Common DWI Mistakes
There are a number of common mistakes that a suspect and defendant can make if he or she has been pulled over and then charged by law enforcement for suspected driving while intoxicated. Because these mistakes can impact a person’s life well into the future (and nearly forever) it is my stance that the person who is educated about their rights stands a much better chance of overcoming complications and dilemmas that loom on the horizon and accompany a DWI traffic stop – and charge.
A person who engages in a conversation with a police officer when he or she has been stopped or is being detained and taken to jail runs the risk of offering information that may be used against them if a court case is pursued by the prosecution of the county in which you are stopped. Even a statement as seemingly innocent as ‘I’m sorry’ can have negative connotations in the eyes of police officer – making it appear that you have confessed to some wrongdoing. Always say little to nothing – politely refusing to provide responses without the presence of an attorney – and never, never, never admit guilt to anything – even something as seemingly innocuous as the question of ‘whether or not you’ve been drinking’.

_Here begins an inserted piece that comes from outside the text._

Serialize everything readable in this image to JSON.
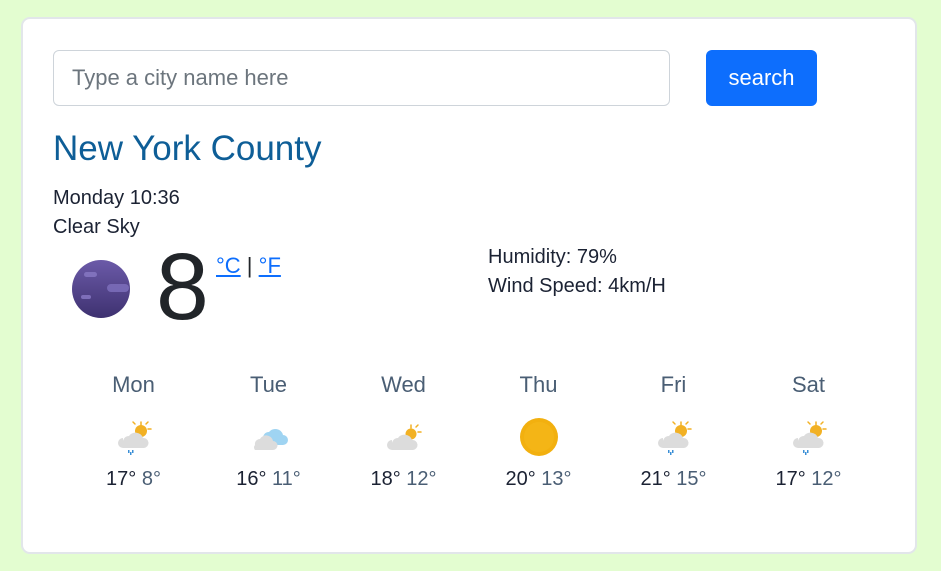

Too, if you are charged with driving while intoxicated in another state – do not ignore this because you decide to consciously avoid driving in that state again in the near future and beyond. These charges will not disappear – but instead compound and may at some point come back to haunt you – either in the form of monetary charges or a warrant placed for your arrest that allows law enforcement from your home state to arrest you for outstanding charges in another. Although a DWI is unpleasant (at best) it is never something that can be filed away and forgotten.
The DWI defendant must also understand that the chances of coming through the case unscathed are better when you contract the services of a trained professional who understands how to maneuver through the legal system in a manner that is most cost-effective and beneficial to the DWI suspect. This is especially true when addressing the legal systems of other states for which you are unfamiliar. In addition, current driving while intoxicated statutes and defenses can be complicated – and simply require the expertise of a person who has knowledge and access to the ins and out of the court system.

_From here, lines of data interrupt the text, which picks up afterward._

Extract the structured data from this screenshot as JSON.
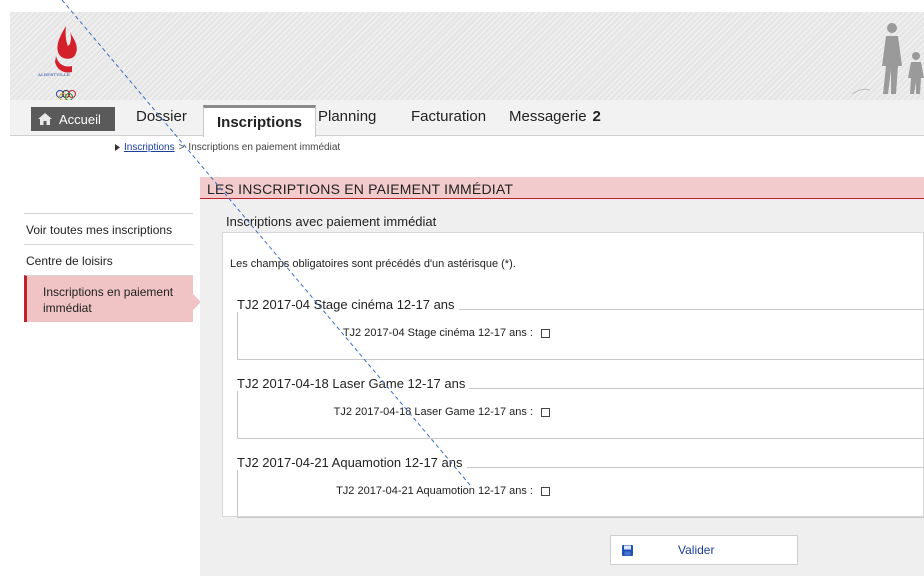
{
  "header": {
    "logo_text": "ALBERTVILLE",
    "colors": {
      "banner": "#e6e6e6",
      "accent": "#c0212b"
    }
  },
  "nav": {
    "home_label": "Accueil",
    "items": [
      {
        "label": "Dossier"
      },
      {
        "label": "Inscriptions"
      },
      {
        "label": "Planning"
      },
      {
        "label": "Facturation"
      },
      {
        "label": "Messagerie",
        "badge": "2"
      }
    ]
  },
  "breadcrumb": {
    "parent": "Inscriptions",
    "separator": ">",
    "current": "Inscriptions en paiement immédiat"
  },
  "sidebar": {
    "items": [
      {
        "label": "Voir toutes mes inscriptions"
      },
      {
        "label": "Centre de loisirs"
      },
      {
        "label": "Inscriptions en paiement immédiat",
        "active": true
      }
    ]
  },
  "main": {
    "page_title": "LES INSCRIPTIONS EN PAIEMENT IMMÉDIAT",
    "section_title": "Inscriptions avec paiement immédiat",
    "required_note": "Les champs obligatoires sont précédés d'un astérisque (*).",
    "activities": [
      {
        "title": "TJ2 2017-04 Stage cinéma 12-17 ans",
        "field_label": "TJ2 2017-04 Stage cinéma 12-17 ans :"
      },
      {
        "title": "TJ2 2017-04-18 Laser Game 12-17 ans",
        "field_label": "TJ2 2017-04-18 Laser Game 12-17 ans :"
      },
      {
        "title": "TJ2 2017-04-21 Aquamotion 12-17 ans",
        "field_label": "TJ2 2017-04-21 Aquamotion 12-17 ans :"
      }
    ],
    "validate_label": "Valider"
  }
}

Finally, understand that there are numerous (a plethora) of legitimate defenses for a driving while intoxicated, driving under the influence or driving impaired charge. These range from medical defenses that assign a physiological reason for your seemingly intoxicated behavior to faulty police work – which includes such things as an ‘unwarranted stop’ to police misconduct.
Avoid Getting Stopped
Police who are out on the road are there for a reason. They are observing traffic and drivers for any type of infraction. The ‘jackpot’ of all driving offenses is drunk driving. Get stopped for that and it could cost you thousands of dollars in time, fines and future employment prospects. This article will provide the reader with some advice about how to avoid getting stopped and ticketed for intoxicated driving.
*The most obvious manner in which to avoid this unpleasantness is to never drink and drive. Surely most people already realize this. But here I must emphasize the word never. I would venture that thousands of people stop after work for a drink with friends or have a glass of wine with dinner then slide behind the steering wheel and head home. That is not illegal – and I can only emphasize that you are within your rights to do so. The distinction to be made is when a person’s blood alcohol content level has reached the legal limit of 0.08 – THAT is when it becomes illegal to drive. Unfortunately, though, most citizens don’t realize that if a police officer deems you to be too intoxicated to drive then they can still arrest you – even if your BAC is below the legal limit. And that is why I suggest you always have a stone sober designated driver.
*However, if you do choose to drink and drive then another great way to avoid getting stopped for suspected drunk driving is to make sure that your vehicle meets all the legal requirements to be on the road. For instance, make sure your license tabs are current – nothing is more enticing to a police officer than to see an expired tab. It’s an open invitation to delve into your life. In addition, make sure that your car or truck is in great working order. Unlit headlights or brake lights are as much an overture for a ‘cop stop’ as anything! Keep your tires properly inflated, your brakes in working order and your fluids topped off. It could be a problem if your car stopped working on a public roadway just as you were returning from having a ‘beer with friends’.
*Drive safely, carefully, and cautiously. If there was ever a time to obey ALL traffic laws it’s after you’ve had a beer or two. In other words I mean – don’t speed, make complete stops at all stop signs, use your turn signals to let other drivers know your intentions, don’t tailgate and don’t pull any stunt that will call attention to yourself – like making a u turn anywhere or playing your music so loud that your car shakes. Too, don’t behave in any way that might provoke an officer of the law – if you do then you can expect to be pulled over and your life inspected with a ‘fine-tooth comb’. Behave out there – when it comes to avoiding a drunk driving arrest – discretion is the better part of valor.
The average person has been taught to respect, revere and to some small extent – fear – law enforcement. Nerves are usually on end when a police officer pulls your vehicle over and steps to the side of the car. Remember to always keep your head about you, be respectful and recognize that you have the right to a DWI attorney before answering any question beyond your name and address.